In a recent post I alluded to the convergence of South Korea's robotics industry with its advanced digital networks and the online game industry. These developments relate directly to the challenge Korea faces to become more competitive in software and content, versus hardware. As evidence of the nation's need to make this shift, the Ministry of Science, ICT and Future Planning has encouraged corporations to place more emphasis on software. In response, SK Telecom began a pilot project last year and, as reported by The Korea Bizwire, "... has just announced that it would launch a Smart Robot Coding School, a program for software education by utilizing its smart robots, Albert and Atti. The operator recognized the importance of education in the course of developing smart robots using smartphones as its brain, which made the company come up with its own curriculum including software programming programs for starters, application use for programming, and smart robots operated by the application. The curriculum operated by SK Telecom has 12 steps from the basic stage for beginners to code computer programs by using the application to the advanced level to develop various applied computer programs related to other subjects such as Korean language, music and mathematics." SK Telecom also plans to export the program and its robots to Taiwan through a company there.

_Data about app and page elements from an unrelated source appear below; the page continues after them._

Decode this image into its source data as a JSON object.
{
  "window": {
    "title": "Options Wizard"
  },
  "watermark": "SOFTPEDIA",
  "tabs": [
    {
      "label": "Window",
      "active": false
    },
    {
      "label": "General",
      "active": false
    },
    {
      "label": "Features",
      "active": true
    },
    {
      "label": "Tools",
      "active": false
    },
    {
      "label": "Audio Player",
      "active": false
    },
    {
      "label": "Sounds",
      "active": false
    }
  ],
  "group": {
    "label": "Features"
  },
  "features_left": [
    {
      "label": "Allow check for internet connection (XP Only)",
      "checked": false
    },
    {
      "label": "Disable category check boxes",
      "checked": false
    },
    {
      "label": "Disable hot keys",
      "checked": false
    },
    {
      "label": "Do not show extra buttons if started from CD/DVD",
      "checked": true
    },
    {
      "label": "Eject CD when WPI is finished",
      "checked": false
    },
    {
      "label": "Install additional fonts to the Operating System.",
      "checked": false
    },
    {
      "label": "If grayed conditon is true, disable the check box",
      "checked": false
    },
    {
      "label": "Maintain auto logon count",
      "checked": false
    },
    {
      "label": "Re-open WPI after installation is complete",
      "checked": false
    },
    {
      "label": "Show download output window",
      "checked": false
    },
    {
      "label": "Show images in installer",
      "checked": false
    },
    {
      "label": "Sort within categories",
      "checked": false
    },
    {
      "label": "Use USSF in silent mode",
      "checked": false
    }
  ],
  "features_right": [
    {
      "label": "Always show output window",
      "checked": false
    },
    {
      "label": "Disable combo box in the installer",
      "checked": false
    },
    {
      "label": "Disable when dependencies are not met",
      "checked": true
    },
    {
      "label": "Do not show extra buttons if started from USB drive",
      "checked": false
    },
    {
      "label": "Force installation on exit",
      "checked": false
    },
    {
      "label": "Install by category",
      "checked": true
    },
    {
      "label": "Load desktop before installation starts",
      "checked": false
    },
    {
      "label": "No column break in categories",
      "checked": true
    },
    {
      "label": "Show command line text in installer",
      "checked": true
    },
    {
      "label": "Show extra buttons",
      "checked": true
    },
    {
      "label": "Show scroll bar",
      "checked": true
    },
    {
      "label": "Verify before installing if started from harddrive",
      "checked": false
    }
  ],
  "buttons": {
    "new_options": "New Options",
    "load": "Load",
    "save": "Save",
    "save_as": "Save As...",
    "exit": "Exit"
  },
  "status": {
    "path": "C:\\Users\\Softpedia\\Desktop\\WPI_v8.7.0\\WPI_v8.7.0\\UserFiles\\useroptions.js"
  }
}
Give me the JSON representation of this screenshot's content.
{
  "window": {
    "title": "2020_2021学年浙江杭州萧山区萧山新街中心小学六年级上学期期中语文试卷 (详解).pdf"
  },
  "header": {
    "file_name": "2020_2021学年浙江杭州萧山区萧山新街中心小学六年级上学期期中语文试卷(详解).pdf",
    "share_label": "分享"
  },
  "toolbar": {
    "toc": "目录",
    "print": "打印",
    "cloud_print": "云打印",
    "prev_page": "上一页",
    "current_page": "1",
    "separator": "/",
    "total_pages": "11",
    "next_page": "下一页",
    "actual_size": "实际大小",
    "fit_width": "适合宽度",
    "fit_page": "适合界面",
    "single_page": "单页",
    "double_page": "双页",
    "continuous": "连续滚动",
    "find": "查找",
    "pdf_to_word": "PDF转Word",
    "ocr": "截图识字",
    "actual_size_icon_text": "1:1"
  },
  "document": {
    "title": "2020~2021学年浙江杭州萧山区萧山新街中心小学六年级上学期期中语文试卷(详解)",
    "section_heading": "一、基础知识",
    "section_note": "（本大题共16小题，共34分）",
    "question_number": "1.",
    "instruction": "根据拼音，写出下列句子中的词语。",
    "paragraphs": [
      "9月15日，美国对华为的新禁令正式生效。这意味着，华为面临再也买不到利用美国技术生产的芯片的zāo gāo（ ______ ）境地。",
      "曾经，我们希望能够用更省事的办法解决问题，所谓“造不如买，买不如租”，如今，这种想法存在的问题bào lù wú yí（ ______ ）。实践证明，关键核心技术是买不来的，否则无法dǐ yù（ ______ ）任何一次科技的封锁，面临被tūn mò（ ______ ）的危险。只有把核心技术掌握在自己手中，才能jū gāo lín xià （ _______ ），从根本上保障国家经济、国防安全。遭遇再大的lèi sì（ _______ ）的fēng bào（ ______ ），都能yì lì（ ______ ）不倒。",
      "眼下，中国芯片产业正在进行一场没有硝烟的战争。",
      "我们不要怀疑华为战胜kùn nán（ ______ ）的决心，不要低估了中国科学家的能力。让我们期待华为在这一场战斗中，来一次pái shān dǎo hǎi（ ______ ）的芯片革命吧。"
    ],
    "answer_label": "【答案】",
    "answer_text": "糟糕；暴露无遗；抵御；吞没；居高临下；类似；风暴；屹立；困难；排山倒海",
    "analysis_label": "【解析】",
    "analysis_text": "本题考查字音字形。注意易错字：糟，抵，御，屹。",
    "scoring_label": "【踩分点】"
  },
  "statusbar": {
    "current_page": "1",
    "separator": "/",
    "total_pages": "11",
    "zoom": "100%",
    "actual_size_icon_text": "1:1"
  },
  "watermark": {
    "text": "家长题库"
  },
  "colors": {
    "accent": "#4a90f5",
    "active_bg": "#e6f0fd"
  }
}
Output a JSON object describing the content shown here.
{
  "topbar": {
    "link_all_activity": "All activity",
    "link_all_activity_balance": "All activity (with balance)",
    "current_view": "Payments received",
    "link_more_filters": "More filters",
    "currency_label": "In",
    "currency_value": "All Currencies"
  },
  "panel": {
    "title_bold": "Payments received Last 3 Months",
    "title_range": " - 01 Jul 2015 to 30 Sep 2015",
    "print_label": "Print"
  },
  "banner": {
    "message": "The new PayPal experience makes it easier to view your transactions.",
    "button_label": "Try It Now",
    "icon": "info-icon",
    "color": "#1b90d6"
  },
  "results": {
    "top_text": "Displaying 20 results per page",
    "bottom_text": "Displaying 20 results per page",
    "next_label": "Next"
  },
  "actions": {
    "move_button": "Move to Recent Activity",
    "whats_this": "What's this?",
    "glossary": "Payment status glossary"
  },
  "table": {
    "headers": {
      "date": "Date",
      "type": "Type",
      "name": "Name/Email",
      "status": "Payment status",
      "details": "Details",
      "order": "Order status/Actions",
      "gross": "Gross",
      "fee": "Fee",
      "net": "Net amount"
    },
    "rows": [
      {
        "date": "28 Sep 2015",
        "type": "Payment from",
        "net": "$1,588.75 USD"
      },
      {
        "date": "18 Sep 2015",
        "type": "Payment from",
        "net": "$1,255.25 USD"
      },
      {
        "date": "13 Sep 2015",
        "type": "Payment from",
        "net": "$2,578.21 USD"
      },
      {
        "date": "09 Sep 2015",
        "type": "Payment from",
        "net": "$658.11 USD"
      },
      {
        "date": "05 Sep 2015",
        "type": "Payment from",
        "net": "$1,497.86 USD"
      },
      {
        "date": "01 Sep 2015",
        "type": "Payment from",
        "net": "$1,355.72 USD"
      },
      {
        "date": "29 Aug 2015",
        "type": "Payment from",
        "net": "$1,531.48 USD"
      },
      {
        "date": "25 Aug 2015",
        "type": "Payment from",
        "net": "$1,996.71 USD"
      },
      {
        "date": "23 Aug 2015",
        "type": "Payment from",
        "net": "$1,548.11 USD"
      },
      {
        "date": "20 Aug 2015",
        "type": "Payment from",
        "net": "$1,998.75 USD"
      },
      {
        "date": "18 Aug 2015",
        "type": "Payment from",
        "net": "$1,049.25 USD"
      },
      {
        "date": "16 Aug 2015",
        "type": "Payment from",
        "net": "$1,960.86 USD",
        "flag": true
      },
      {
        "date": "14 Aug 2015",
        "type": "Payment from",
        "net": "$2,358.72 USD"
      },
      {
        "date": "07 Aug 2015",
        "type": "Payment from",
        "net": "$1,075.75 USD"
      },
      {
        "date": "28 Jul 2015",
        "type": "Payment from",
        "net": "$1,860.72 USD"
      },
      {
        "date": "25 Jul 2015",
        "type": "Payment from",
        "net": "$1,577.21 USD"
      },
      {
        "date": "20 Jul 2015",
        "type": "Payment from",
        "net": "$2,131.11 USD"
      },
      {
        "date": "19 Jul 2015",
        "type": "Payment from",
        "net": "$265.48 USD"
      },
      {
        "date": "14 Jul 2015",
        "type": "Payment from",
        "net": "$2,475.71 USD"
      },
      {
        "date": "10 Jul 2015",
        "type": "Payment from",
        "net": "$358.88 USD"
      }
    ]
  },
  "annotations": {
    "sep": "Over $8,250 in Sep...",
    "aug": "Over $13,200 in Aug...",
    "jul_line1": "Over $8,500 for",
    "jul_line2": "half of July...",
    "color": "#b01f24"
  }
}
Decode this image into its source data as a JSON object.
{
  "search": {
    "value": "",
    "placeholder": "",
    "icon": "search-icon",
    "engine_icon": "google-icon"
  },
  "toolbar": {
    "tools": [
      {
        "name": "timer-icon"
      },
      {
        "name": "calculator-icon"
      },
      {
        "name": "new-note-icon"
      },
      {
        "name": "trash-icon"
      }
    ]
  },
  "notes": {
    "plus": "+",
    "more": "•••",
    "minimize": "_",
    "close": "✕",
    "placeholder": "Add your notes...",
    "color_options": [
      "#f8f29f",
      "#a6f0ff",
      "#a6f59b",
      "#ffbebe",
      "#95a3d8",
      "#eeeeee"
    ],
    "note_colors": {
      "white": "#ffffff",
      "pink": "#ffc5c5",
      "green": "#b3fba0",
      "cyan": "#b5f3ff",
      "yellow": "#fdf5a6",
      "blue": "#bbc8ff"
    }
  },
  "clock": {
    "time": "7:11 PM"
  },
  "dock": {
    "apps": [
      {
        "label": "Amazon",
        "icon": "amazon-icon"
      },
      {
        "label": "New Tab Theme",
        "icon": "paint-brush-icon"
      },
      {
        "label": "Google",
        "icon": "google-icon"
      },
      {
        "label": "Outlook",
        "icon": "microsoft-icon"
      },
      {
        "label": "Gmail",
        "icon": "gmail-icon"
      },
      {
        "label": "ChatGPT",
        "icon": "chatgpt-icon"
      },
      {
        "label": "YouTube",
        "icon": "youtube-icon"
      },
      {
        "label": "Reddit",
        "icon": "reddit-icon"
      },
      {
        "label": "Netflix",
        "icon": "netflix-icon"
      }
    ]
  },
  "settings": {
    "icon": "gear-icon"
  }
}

A key issue here is whether the program by SK and other similar programs in Korea will succeed in sparking interest among students in the possibility of a career as a software engineer or computer programmer. These days, interest in those fields seems to be lagging, even though efficient and smoothly running software code underlies all of the broadband and mobile "smart" services that people increasingly depend upon.